Journalism students go to war
The liability form spelled out the downside.
“I AM VOLUNTARILY ENTERING A WAR ZONE that has already claimed the lives of civilians, journalists and armed soldiers,” the university’s waiver stated. “I understand that journalists working in the Middle East have been killed, captured, tortured, beheaded, injured, and traumatized, while undertaking activities very similar or identical to those that I am …”
Three UAF journalism students and I went through the two-page document line by line with Julie Baecker, chief risk officer for the University of Alaska system. She made sure Jennifer Canfield, Tom Hewitt, Jessica Hoffman and this professor had received the articles e-mailed with that waiver, including a graphic account of The Wall Street Journal reporter Daniel Pearl’s kidnapping and murder.
“Our role isn’t placing limits on what our student learners can do,” Baecker explained. “It’s ensuring they have the information needed to make informed choices.”
In weekly teleconferences leading up to the jump-off date, I’d done my best to scare these students off. It didn’t help that experienced war correspondents were confident students could handle the assignment, especially with the security embedding provided.

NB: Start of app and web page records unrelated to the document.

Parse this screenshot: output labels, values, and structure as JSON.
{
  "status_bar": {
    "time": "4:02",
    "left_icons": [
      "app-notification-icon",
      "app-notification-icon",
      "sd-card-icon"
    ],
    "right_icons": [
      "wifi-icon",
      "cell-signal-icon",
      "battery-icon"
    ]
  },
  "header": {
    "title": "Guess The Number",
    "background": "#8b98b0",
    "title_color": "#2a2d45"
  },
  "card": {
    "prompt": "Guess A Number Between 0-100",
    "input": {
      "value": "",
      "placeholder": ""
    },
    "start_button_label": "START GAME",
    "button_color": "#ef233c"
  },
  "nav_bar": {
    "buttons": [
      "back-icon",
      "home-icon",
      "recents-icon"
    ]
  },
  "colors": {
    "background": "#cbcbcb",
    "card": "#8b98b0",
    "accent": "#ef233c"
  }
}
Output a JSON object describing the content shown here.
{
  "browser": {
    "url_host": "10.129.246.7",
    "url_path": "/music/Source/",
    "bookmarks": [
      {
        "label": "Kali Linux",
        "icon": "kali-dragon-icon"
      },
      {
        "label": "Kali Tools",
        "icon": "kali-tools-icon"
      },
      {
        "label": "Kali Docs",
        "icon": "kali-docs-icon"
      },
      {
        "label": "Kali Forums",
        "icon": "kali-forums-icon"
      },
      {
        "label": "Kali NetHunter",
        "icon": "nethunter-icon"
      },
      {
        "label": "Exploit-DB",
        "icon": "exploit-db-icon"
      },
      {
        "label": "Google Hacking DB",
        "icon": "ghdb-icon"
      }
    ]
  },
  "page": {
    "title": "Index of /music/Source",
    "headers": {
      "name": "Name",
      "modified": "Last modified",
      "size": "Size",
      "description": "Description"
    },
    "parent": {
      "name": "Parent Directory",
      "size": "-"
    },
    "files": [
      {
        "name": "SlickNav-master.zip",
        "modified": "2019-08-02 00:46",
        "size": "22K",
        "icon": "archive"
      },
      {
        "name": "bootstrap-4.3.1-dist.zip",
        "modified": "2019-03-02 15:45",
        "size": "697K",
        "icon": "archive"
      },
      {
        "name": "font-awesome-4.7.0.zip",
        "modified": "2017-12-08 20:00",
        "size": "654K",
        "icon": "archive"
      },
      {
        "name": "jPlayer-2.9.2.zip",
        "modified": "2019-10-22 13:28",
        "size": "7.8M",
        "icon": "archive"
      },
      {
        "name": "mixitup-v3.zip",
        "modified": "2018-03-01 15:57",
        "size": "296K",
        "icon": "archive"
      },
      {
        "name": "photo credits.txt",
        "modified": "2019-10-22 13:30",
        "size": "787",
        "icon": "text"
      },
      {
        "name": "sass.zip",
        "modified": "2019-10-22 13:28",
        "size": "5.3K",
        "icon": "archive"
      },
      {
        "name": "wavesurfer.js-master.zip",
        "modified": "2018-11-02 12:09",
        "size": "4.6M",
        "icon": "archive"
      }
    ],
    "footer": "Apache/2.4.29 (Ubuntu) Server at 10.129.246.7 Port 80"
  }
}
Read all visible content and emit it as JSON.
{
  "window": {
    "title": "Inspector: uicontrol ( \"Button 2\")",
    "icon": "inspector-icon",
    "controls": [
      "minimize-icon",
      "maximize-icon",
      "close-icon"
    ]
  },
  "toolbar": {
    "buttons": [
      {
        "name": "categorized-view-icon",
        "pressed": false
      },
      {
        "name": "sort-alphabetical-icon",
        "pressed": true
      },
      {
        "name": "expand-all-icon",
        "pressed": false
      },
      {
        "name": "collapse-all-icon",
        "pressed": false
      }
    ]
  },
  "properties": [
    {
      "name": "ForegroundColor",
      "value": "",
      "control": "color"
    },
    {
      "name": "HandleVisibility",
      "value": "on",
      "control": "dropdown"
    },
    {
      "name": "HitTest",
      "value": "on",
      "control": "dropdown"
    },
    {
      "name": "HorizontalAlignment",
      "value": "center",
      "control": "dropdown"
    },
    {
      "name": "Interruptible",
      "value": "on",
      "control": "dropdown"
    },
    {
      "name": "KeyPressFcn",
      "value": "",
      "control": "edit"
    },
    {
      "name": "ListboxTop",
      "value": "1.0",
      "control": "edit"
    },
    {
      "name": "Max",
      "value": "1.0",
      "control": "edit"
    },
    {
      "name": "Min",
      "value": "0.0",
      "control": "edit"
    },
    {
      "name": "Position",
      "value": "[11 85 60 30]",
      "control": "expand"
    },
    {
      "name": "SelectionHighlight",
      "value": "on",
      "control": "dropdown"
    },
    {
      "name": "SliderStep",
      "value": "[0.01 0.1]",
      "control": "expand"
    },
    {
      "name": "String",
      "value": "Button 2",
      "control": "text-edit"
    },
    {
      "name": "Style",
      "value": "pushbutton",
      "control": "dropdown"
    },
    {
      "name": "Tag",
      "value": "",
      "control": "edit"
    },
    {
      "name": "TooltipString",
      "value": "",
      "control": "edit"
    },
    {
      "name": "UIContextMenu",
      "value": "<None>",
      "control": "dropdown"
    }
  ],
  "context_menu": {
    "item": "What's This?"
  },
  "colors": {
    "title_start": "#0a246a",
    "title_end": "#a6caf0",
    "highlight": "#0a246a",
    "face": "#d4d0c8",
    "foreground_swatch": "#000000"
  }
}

Joking about our faint prospects of surviving a month embedded with Alaska-based soldiers serving in Diyala province, Iraq, we each signed on the line and initialed where required.
What followed surpassed expectations.